== Segment start ==

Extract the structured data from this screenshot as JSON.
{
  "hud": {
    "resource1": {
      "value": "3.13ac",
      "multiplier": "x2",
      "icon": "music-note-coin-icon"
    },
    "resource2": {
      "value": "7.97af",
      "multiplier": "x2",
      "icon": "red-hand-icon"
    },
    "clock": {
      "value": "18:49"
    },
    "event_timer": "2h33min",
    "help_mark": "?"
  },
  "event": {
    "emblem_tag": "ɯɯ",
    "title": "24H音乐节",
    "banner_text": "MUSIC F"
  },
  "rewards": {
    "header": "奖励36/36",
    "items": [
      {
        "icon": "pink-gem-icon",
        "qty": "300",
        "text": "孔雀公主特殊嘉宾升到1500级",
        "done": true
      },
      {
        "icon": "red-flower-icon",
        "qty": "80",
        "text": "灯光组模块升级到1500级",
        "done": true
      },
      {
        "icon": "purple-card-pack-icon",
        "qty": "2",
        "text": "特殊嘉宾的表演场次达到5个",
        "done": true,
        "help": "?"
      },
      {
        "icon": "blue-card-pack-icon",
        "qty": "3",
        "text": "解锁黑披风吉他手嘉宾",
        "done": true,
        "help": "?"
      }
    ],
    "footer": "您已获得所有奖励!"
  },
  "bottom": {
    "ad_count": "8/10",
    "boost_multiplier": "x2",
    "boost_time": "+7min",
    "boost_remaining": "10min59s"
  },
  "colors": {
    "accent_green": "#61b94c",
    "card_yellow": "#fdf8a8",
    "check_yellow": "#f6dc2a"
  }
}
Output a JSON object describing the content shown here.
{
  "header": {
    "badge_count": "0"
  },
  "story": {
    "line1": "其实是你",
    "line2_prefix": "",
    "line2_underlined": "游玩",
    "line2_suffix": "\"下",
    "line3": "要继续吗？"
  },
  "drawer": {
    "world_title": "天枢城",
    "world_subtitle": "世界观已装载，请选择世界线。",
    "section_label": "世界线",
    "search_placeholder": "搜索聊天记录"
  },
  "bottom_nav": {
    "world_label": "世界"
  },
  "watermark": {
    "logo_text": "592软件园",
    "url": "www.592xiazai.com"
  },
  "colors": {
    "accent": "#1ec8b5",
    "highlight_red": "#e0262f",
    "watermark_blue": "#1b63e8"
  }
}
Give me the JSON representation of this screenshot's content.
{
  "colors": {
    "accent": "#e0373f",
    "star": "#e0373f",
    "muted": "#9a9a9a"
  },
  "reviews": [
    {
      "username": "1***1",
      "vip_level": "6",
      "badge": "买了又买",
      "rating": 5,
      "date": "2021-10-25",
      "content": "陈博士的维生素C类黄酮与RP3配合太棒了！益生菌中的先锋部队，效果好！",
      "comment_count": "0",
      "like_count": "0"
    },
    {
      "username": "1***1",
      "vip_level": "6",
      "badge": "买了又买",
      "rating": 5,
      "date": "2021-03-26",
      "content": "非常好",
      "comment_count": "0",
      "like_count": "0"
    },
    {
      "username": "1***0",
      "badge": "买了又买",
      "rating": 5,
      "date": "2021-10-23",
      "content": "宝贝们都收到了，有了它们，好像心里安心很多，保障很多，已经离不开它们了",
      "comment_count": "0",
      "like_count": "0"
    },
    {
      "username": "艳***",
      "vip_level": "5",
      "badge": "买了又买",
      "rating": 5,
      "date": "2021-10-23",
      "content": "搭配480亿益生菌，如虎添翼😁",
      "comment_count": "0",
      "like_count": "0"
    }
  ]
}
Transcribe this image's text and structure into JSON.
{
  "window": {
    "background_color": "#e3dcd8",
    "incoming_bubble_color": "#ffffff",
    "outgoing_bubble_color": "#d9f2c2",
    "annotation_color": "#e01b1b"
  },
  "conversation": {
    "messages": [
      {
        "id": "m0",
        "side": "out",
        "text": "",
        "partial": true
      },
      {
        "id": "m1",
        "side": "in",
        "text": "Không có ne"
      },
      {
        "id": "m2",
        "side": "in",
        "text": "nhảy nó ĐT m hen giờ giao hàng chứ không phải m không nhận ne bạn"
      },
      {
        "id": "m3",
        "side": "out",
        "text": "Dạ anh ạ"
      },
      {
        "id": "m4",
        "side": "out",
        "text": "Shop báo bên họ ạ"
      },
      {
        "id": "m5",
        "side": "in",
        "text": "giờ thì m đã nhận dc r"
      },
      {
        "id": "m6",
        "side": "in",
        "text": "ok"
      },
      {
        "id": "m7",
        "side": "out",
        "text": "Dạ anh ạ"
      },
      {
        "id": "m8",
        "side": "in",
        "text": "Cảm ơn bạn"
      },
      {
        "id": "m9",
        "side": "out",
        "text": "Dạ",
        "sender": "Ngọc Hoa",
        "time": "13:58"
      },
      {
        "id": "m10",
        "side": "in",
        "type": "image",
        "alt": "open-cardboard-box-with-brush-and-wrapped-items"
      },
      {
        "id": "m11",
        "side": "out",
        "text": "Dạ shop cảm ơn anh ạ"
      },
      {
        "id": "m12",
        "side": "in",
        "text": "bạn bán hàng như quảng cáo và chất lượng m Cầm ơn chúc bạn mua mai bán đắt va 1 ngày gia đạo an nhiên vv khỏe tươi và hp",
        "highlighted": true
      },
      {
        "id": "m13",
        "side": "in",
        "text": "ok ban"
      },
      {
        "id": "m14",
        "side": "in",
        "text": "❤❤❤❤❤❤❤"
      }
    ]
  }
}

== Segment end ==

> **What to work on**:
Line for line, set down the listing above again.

> **Response below**:
Extract the structured data from this screenshot as JSON.
{
  "hud": {
    "resource1": {
      "value": "3.13ac",
      "multiplier": "x2",
      "icon": "music-note-coin-icon"
    },
    "resource2": {
      "value": "7.97af",
      "multiplier": "x2",
      "icon": "red-hand-icon"
    },
    "clock": {
      "value": "18:49"
    },
    "event_timer": "2h33min",
    "help_mark": "?"
  },
  "event": {
    "emblem_tag": "ɯɯ",
    "title": "24H音乐节",
    "banner_text": "MUSIC F"
  },
  "rewards": {
    "header": "奖励36/36",
    "items": [
      {
        "icon": "pink-gem-icon",
        "qty": "300",
        "text": "孔雀公主特殊嘉宾升到1500级",
        "done": true
      },
      {
        "icon": "red-flower-icon",
        "qty": "80",
        "text": "灯光组模块升级到1500级",
        "done": true
      },
      {
        "icon": "purple-card-pack-icon",
        "qty": "2",
        "text": "特殊嘉宾的表演场次达到5个",
        "done": true,
        "help": "?"
      },
      {
        "icon": "blue-card-pack-icon",
        "qty": "3",
        "text": "解锁黑披风吉他手嘉宾",
        "done": true,
        "help": "?"
      }
    ],
    "footer": "您已获得所有奖励!"
  },
  "bottom": {
    "ad_count": "8/10",
    "boost_multiplier": "x2",
    "boost_time": "+7min",
    "boost_remaining": "10min59s"
  },
  "colors": {
    "accent_green": "#61b94c",
    "card_yellow": "#fdf8a8",
    "check_yellow": "#f6dc2a"
  }
}
Output a JSON object describing the content shown here.
{
  "header": {
    "badge_count": "0"
  },
  "story": {
    "line1": "其实是你",
    "line2_prefix": "",
    "line2_underlined": "游玩",
    "line2_suffix": "\"下",
    "line3": "要继续吗？"
  },
  "drawer": {
    "world_title": "天枢城",
    "world_subtitle": "世界观已装载，请选择世界线。",
    "section_label": "世界线",
    "search_placeholder": "搜索聊天记录"
  },
  "bottom_nav": {
    "world_label": "世界"
  },
  "watermark": {
    "logo_text": "592软件园",
    "url": "www.592xiazai.com"
  },
  "colors": {
    "accent": "#1ec8b5",
    "highlight_red": "#e0262f",
    "watermark_blue": "#1b63e8"
  }
}
Give me the JSON representation of this screenshot's content.
{
  "colors": {
    "accent": "#e0373f",
    "star": "#e0373f",
    "muted": "#9a9a9a"
  },
  "reviews": [
    {
      "username": "1***1",
      "vip_level": "6",
      "badge": "买了又买",
      "rating": 5,
      "date": "2021-10-25",
      "content": "陈博士的维生素C类黄酮与RP3配合太棒了！益生菌中的先锋部队，效果好！",
      "comment_count": "0",
      "like_count": "0"
    },
    {
      "username": "1***1",
      "vip_level": "6",
      "badge": "买了又买",
      "rating": 5,
      "date": "2021-03-26",
      "content": "非常好",
      "comment_count": "0",
      "like_count": "0"
    },
    {
      "username": "1***0",
      "badge": "买了又买",
      "rating": 5,
      "date": "2021-10-23",
      "content": "宝贝们都收到了，有了它们，好像心里安心很多，保障很多，已经离不开它们了",
      "comment_count": "0",
      "like_count": "0"
    },
    {
      "username": "艳***",
      "vip_level": "5",
      "badge": "买了又买",
      "rating": 5,
      "date": "2021-10-23",
      "content": "搭配480亿益生菌，如虎添翼😁",
      "comment_count": "0",
      "like_count": "0"
    }
  ]
}
Transcribe this image's text and structure into JSON.
{
  "window": {
    "background_color": "#e3dcd8",
    "incoming_bubble_color": "#ffffff",
    "outgoing_bubble_color": "#d9f2c2",
    "annotation_color": "#e01b1b"
  },
  "conversation": {
    "messages": [
      {
        "id": "m0",
        "side": "out",
        "text": "",
        "partial": true
      },
      {
        "id": "m1",
        "side": "in",
        "text": "Không có ne"
      },
      {
        "id": "m2",
        "side": "in",
        "text": "nhảy nó ĐT m hen giờ giao hàng chứ không phải m không nhận ne bạn"
      },
      {
        "id": "m3",
        "side": "out",
        "text": "Dạ anh ạ"
      },
      {
        "id": "m4",
        "side": "out",
        "text": "Shop báo bên họ ạ"
      },
      {
        "id": "m5",
        "side": "in",
        "text": "giờ thì m đã nhận dc r"
      },
      {
        "id": "m6",
        "side": "in",
        "text": "ok"
      },
      {
        "id": "m7",
        "side": "out",
        "text": "Dạ anh ạ"
      },
      {
        "id": "m8",
        "side": "in",
        "text": "Cảm ơn bạn"
      },
      {
        "id": "m9",
        "side": "out",
        "text": "Dạ",
        "sender": "Ngọc Hoa",
        "time": "13:58"
      },
      {
        "id": "m10",
        "side": "in",
        "type": "image",
        "alt": "open-cardboard-box-with-brush-and-wrapped-items"
      },
      {
        "id": "m11",
        "side": "out",
        "text": "Dạ shop cảm ơn anh ạ"
      },
      {
        "id": "m12",
        "side": "in",
        "text": "bạn bán hàng như quảng cáo và chất lượng m Cầm ơn chúc bạn mua mai bán đắt va 1 ngày gia đạo an nhiên vv khỏe tươi và hp",
        "highlighted": true
      },
      {
        "id": "m13",
        "side": "in",
        "text": "ok ban"
      },
      {
        "id": "m14",
        "side": "in",
        "text": "❤❤❤❤❤❤❤"
      }
    ]
  }
}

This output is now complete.